=== Records provided ===

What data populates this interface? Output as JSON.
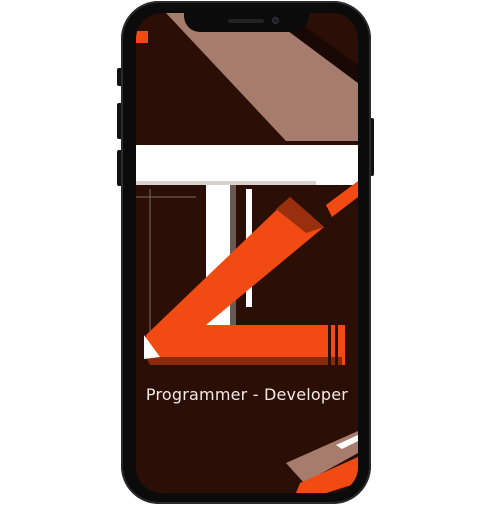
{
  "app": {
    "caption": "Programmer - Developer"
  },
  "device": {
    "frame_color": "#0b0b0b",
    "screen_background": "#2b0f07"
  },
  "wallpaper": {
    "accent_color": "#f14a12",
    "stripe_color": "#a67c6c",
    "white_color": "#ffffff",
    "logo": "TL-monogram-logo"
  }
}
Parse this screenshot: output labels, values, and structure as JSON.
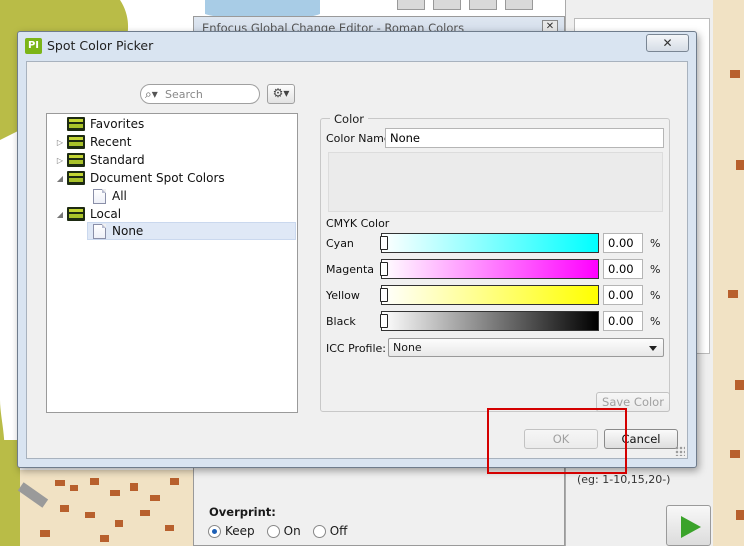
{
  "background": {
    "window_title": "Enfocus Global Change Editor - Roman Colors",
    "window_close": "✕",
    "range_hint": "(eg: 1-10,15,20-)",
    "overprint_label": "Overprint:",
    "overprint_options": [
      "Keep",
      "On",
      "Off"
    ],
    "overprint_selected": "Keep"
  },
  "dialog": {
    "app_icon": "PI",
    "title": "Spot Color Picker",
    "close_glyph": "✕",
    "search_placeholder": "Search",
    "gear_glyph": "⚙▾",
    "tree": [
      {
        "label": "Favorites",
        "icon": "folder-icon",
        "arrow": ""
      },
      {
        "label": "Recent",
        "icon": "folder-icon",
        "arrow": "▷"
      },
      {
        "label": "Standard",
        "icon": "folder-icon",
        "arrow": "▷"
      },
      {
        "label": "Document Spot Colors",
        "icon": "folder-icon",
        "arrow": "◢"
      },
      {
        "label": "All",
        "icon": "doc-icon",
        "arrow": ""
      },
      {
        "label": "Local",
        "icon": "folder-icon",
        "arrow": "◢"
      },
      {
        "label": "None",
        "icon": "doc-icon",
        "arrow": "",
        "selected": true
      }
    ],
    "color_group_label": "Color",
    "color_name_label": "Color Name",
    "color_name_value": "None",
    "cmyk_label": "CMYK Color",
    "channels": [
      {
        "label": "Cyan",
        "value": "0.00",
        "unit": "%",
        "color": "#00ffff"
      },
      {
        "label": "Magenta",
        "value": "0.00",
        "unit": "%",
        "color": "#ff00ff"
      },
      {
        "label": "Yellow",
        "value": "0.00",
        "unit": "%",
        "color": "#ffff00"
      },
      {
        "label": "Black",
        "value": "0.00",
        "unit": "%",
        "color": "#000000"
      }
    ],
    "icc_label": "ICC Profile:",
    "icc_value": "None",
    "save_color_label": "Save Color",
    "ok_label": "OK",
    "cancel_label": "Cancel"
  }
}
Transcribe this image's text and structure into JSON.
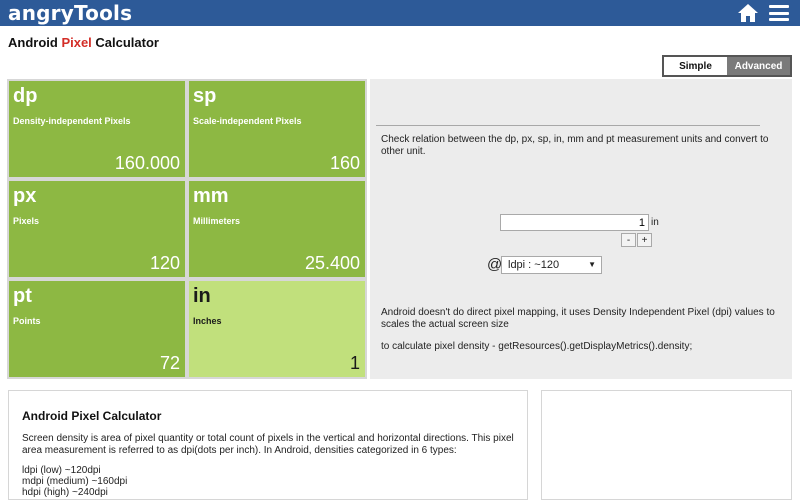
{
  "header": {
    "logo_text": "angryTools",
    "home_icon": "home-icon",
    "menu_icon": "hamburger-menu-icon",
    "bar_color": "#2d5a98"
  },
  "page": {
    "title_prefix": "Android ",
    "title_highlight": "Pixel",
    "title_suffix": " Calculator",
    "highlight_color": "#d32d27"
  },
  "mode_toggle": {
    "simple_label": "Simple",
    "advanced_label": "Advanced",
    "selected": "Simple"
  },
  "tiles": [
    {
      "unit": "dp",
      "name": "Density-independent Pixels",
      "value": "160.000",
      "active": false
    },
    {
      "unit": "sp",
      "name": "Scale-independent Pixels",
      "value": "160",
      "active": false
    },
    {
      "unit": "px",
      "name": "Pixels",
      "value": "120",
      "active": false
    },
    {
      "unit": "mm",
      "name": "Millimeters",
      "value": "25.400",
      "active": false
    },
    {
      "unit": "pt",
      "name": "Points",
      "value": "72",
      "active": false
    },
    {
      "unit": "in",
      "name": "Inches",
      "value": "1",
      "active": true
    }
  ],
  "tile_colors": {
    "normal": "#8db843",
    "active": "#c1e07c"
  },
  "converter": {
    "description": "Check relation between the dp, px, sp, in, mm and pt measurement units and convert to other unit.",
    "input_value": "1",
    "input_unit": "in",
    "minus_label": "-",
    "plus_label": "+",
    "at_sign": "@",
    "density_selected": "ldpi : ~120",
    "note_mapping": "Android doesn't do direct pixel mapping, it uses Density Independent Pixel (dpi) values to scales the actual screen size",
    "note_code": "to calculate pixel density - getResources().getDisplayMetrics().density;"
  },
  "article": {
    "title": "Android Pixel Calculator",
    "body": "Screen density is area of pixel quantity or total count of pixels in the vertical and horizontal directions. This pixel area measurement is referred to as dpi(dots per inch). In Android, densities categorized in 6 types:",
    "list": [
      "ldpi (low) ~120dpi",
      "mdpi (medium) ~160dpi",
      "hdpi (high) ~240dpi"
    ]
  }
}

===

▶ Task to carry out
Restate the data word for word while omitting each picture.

▶ Answer space
What data populates this interface? Output as JSON.
{
  "app": {
    "caption": "Programmer - Developer"
  },
  "device": {
    "frame_color": "#0b0b0b",
    "screen_background": "#2b0f07"
  },
  "wallpaper": {
    "accent_color": "#f14a12",
    "stripe_color": "#a67c6c",
    "white_color": "#ffffff",
    "logo": "TL-monogram-logo"
  }
}
Parse this screenshot: output labels, values, and structure as JSON.
{
  "background": {
    "window_title": "Enfocus Global Change Editor - Roman Colors",
    "window_close": "✕",
    "range_hint": "(eg: 1-10,15,20-)",
    "overprint_label": "Overprint:",
    "overprint_options": [
      "Keep",
      "On",
      "Off"
    ],
    "overprint_selected": "Keep"
  },
  "dialog": {
    "app_icon": "PI",
    "title": "Spot Color Picker",
    "close_glyph": "✕",
    "search_placeholder": "Search",
    "gear_glyph": "⚙▾",
    "tree": [
      {
        "label": "Favorites",
        "icon": "folder-icon",
        "arrow": ""
      },
      {
        "label": "Recent",
        "icon": "folder-icon",
        "arrow": "▷"
      },
      {
        "label": "Standard",
        "icon": "folder-icon",
        "arrow": "▷"
      },
      {
        "label": "Document Spot Colors",
        "icon": "folder-icon",
        "arrow": "◢"
      },
      {
        "label": "All",
        "icon": "doc-icon",
        "arrow": ""
      },
      {
        "label": "Local",
        "icon": "folder-icon",
        "arrow": "◢"
      },
      {
        "label": "None",
        "icon": "doc-icon",
        "arrow": "",
        "selected": true
      }
    ],
    "color_group_label": "Color",
    "color_name_label": "Color Name",
    "color_name_value": "None",
    "cmyk_label": "CMYK Color",
    "channels": [
      {
        "label": "Cyan",
        "value": "0.00",
        "unit": "%",
        "color": "#00ffff"
      },
      {
        "label": "Magenta",
        "value": "0.00",
        "unit": "%",
        "color": "#ff00ff"
      },
      {
        "label": "Yellow",
        "value": "0.00",
        "unit": "%",
        "color": "#ffff00"
      },
      {
        "label": "Black",
        "value": "0.00",
        "unit": "%",
        "color": "#000000"
      }
    ],
    "icc_label": "ICC Profile:",
    "icc_value": "None",
    "save_color_label": "Save Color",
    "ok_label": "OK",
    "cancel_label": "Cancel"
  }
}
Transcribe this image's text and structure into JSON.
{
  "header": {
    "logo_text": "angryTools",
    "home_icon": "home-icon",
    "menu_icon": "hamburger-menu-icon",
    "bar_color": "#2d5a98"
  },
  "page": {
    "title_prefix": "Android ",
    "title_highlight": "Pixel",
    "title_suffix": " Calculator",
    "highlight_color": "#d32d27"
  },
  "mode_toggle": {
    "simple_label": "Simple",
    "advanced_label": "Advanced",
    "selected": "Simple"
  },
  "tiles": [
    {
      "unit": "dp",
      "name": "Density-independent Pixels",
      "value": "160.000",
      "active": false
    },
    {
      "unit": "sp",
      "name": "Scale-independent Pixels",
      "value": "160",
      "active": false
    },
    {
      "unit": "px",
      "name": "Pixels",
      "value": "120",
      "active": false
    },
    {
      "unit": "mm",
      "name": "Millimeters",
      "value": "25.400",
      "active": false
    },
    {
      "unit": "pt",
      "name": "Points",
      "value": "72",
      "active": false
    },
    {
      "unit": "in",
      "name": "Inches",
      "value": "1",
      "active": true
    }
  ],
  "tile_colors": {
    "normal": "#8db843",
    "active": "#c1e07c"
  },
  "converter": {
    "description": "Check relation between the dp, px, sp, in, mm and pt measurement units and convert to other unit.",
    "input_value": "1",
    "input_unit": "in",
    "minus_label": "-",
    "plus_label": "+",
    "at_sign": "@",
    "density_selected": "ldpi : ~120",
    "note_mapping": "Android doesn't do direct pixel mapping, it uses Density Independent Pixel (dpi) values to scales the actual screen size",
    "note_code": "to calculate pixel density - getResources().getDisplayMetrics().density;"
  },
  "article": {
    "title": "Android Pixel Calculator",
    "body": "Screen density is area of pixel quantity or total count of pixels in the vertical and horizontal directions. This pixel area measurement is referred to as dpi(dots per inch). In Android, densities categorized in 6 types:",
    "list": [
      "ldpi (low) ~120dpi",
      "mdpi (medium) ~160dpi",
      "hdpi (high) ~240dpi"
    ]
  }
}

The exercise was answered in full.